Last Updated Aug 8, 2012 · Written by Craig Gibson
Drainage systems are vital in the home to stop waterlogging, and protect the integrity of your home’s foundations. The most common type of drainage are stormwater pits and drains. Read on to learn more about drainage and the types of drainage systems that are available.
Drainage is vital within the garden, to stop “boggy” areas, to protect the integrity of the foundations of the home, and to ensure that plants are growing to their optimal capacity. Poor drainage can occur for a number of reasons – compacted soil as a result of building or renovation, heavy clay soils, or a very shallow water table, to name a couple of reasons. To check your drainage, dig a holte 600mm deep and 300mm square. Fill it half full with water. Leave it for 24 hours, during which time it should fully empty if your soil is well-drained. If you have poor drainage, water will still be in the hole, and in some cases, there may actually be more water.
There are two forms of drainage – surface or subsurface. Surface drainage collects and redirects the excess water that is on the surface of the ground. It is used to catch rainfall before it causes damage and direct it elsewhere. Spoon drains are shallow channels that are generally made from concrete and can be installed around the garden to redirect this excess water to other parts of the garden or to inlets for subsoil drainage systems. Large paved or concreted entertainment areas use spoon drains covered by a small grille which then directs the water to a stormwater system. However, another option is to direct the water to a specially-built rain garden, preventing the water from entering the stormwater system and potentially polluting waterways.
Subsurface drainage systems are buried beneath the surface of the soil. They can be installed in new or existing gardens. Subsurface drainage is commonly used in grassed areas and it must be used behind all retaining walls.
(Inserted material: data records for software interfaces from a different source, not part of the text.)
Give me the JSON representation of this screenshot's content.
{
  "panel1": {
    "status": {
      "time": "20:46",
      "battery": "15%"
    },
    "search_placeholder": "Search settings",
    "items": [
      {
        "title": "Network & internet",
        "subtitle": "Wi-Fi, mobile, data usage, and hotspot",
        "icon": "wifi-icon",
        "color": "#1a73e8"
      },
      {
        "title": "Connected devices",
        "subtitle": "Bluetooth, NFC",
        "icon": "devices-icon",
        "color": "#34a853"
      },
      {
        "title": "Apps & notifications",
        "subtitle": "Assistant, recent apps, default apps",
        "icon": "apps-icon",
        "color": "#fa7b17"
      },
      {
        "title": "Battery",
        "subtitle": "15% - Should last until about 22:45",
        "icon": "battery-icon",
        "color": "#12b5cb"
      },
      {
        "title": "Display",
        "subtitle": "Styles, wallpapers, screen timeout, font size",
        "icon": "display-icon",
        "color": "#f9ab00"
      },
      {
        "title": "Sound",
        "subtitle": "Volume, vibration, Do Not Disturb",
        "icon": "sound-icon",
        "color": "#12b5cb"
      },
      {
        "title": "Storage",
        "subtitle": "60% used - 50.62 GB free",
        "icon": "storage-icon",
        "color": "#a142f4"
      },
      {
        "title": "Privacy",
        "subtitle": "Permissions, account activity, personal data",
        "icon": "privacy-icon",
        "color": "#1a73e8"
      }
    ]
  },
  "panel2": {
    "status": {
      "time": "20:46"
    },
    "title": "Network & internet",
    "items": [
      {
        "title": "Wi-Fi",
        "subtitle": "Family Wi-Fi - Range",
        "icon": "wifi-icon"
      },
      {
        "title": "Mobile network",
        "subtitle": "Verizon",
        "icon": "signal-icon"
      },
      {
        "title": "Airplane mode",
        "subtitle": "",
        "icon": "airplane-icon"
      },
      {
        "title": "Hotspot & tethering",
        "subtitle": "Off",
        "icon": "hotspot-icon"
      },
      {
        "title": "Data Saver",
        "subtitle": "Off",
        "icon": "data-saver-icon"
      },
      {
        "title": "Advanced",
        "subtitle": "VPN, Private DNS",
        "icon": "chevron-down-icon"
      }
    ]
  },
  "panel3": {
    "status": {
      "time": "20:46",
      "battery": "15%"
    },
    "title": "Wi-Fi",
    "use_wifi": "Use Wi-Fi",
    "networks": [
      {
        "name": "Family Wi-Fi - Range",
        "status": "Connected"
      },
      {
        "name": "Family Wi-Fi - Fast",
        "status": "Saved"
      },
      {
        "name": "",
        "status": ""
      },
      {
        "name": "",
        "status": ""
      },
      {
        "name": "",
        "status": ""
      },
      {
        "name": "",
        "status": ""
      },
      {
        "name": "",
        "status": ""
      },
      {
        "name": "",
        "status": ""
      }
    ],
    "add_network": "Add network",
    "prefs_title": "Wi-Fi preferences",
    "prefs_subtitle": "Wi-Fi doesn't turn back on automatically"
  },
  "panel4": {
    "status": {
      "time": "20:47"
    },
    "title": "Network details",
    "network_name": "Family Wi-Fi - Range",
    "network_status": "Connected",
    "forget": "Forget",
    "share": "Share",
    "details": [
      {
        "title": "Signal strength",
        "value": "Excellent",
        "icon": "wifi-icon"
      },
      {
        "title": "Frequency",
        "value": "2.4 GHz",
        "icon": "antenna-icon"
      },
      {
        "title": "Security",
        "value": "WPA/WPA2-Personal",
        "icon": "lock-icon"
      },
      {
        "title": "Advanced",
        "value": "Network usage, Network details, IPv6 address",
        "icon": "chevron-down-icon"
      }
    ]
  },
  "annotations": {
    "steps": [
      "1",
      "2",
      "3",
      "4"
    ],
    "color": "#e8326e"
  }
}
Specially designed pipes are used to collect and move the excess water away. Trenches need to have a slight angle in order for the water to flow in one direction towards an outlet system. Subsurface drainage systems commonly use geotextile fabrics around the pipes in order to stop soil and other particles from blocking the drains.
Land drainage works by providing an open conduit for groundwater to follow to a point where it can be disposed of. Dispersal drains lead to a dispersal area or leach field. The disposal point – a soakaway, leach field or manhole, or connection to the stormwater system is always at the lowest point of the system. This is because water will always flow downhill.
The type of drainage that you choose will depend on how severe your drainage issues are. If you have excess surface water, this may be able to be controlled by shaping the garden surfaces so that the water flows into ditches. Ditches should be 0.9-1.2m deep, with sloping sides. A soakaway is another solution. The soakaway is simply a large hole at the lowest point of the garden filled with rubble or broken bricks and then covered with 300mm of soil. To have the intended effect, the soakaway will have to be quite large- up to 1.8m deep and the same across. You will not always have to run underground pipes to a soakaway but if the land does not have enough slope to drain into the soakaway, piping will be required.
Modern plastic drainage pipes are made from crush-resistant moulded plastic, usually covered in a geotextile fabric that stops the system from becoming clogged with sediment. The pipes come in lengths up to 15m long, which can be laid into a trench and surrounded by gravel. If a large area needs draining, it is most efficient to lay the pipes in a herringbone pattern. Underground pipes should always be laid above the water table otherwise the pipes will be moving groundwater instead of draining excess surface water. If you have level ground, ensure that you lay the pipes with some slope so that water drains away quickly.